“For example, Heritage should assume that wages and gross domestic product are altered considerably because of immigration policy reforms,” he wrote. “In contrast to that economic reality, immigrant wages, gross domestic product, and government welfare programs are unrealistically static in Mr. Rector’s study.”

“His study largely ignores the wage increases experienced by immigrants and their descendants over the course of their working lives, how those wages would alter after legalization, and the huge gains in education amongst the second and third generation of Hispanics,” the Cato analysis declared. Past economic studies of the 1986 immigration reform indicate that wages jumped dramatically once workers obtained legal status.
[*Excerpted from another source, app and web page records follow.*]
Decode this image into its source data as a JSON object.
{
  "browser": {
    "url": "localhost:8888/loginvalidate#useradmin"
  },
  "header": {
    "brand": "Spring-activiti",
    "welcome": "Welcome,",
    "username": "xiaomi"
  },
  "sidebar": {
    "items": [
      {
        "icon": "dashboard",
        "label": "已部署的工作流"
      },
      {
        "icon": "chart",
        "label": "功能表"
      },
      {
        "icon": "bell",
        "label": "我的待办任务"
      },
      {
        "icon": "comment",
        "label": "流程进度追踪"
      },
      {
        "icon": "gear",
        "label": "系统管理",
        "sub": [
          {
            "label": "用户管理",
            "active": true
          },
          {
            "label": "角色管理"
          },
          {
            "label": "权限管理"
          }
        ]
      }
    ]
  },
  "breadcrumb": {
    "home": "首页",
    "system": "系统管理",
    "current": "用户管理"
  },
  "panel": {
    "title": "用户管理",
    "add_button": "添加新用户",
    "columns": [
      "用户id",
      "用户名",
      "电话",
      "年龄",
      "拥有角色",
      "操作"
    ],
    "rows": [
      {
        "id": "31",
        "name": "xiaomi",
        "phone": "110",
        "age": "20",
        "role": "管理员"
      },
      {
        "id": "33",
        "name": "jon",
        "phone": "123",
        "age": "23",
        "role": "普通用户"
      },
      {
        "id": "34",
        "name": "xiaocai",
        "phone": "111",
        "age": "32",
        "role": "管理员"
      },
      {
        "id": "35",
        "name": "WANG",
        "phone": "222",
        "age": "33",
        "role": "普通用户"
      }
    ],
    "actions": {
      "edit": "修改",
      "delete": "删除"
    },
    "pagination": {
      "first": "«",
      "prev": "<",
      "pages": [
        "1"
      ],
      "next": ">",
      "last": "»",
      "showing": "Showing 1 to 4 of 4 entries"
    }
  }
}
Meanwhile, the American Action Forum released an analysis on Tuesday projecting that comprehensive immigration reform, like some of the proposals now being promoted by Republican Sen. Marco Rubio of Florida and other members of the bipartisan “Gang of Eight,” could boost the growth in economy by a percentage point every year over the coming decade. Holtz-Eakin said that the added growth in the gross domestic product would generate tax revenue that would reduce budget deficits by a combined $2.5 trillion. Per capita GDP would increase by $1,500, as the larger workforce would raise the growth potential of the economy.

“These channels suggest that any discussion of immigration reform that omits the benefits on economic performance is incomplete,” the study concludes. “Similarly, there will be direct feedback from better economic growth to more revenues, fewer federal outlays, and ‘dynamic’ improvement in the federal budget. Traditional “static’ budget analyses of immigration reforms’ impacts will be similarly incomplete.”

By contrast, Heritage and other conservatives contend that a massive one-size-fits-all overhaul will generate policy chaos. A Heritage analysis published in January by Matthew Spalding, Jessica Zuckerman and James Jay Carafano argued for a more piecemeal approach.

Jim DeMint, the former GOP senator from South Carolina and the new head of the foundation, has joined in efforts to kill immigration reform or amnesty with warnings it would greatly add to the nearly $17 trillion debt and further burden Social Security and other entitlement programs.

“Amnesty is not a free proposition to taxpayer,” DeMint told a group of bloggers on Tuesday. “And so we’re going to quantify that cost with scholarly peer review methodologies that we’re going to adhere to. What we’re looking at is the cost to taxpayers.”

The bipartisan proposal drafted by the Senate “Gang of Eight” would create a path to citizenship for unauthorized immigrants currently living in the U.S. – but contingent on securing the borders and creating an effective employment verification system and guest workers’ program to help fill the demand for highly skilled workers and farm labor.

Under the gang’s approach, the current ban on illegal immigrants accessing federal public benefits would also apply to lawful probationary immigrants. That requirement is similar to one in the 2007 Senate bill that Heritage’s Rector analyzed and helped to kill.

Rector argued back then that even while many illegal immigrants would be denied federal benefits for a decade or more until they achieved legal status, they would eventually begin to tap into federal social programs – especially Social Security – and siphon away a growing share of federal dollars.

Rector couldn’t be reached for comment on Tuesday. A spokesman for Heritage said that Rector and other analysts “are calculating the costs of key provisions likely to be in the immigration bill, but we aren’t quite ready to address them publicly.” Cato, the American Action Forum and Americans for Tax Reform, the group headed by anti-tax powerhouse Grover Norquist, are all urging a more “dynamic” scoring of the pending immigration legislation .

“It’s very important to recognize that this is a core economic policy decision,” Holtz-Eakin told the Washington Post. “Let’s acknowledge the value of immigrants.”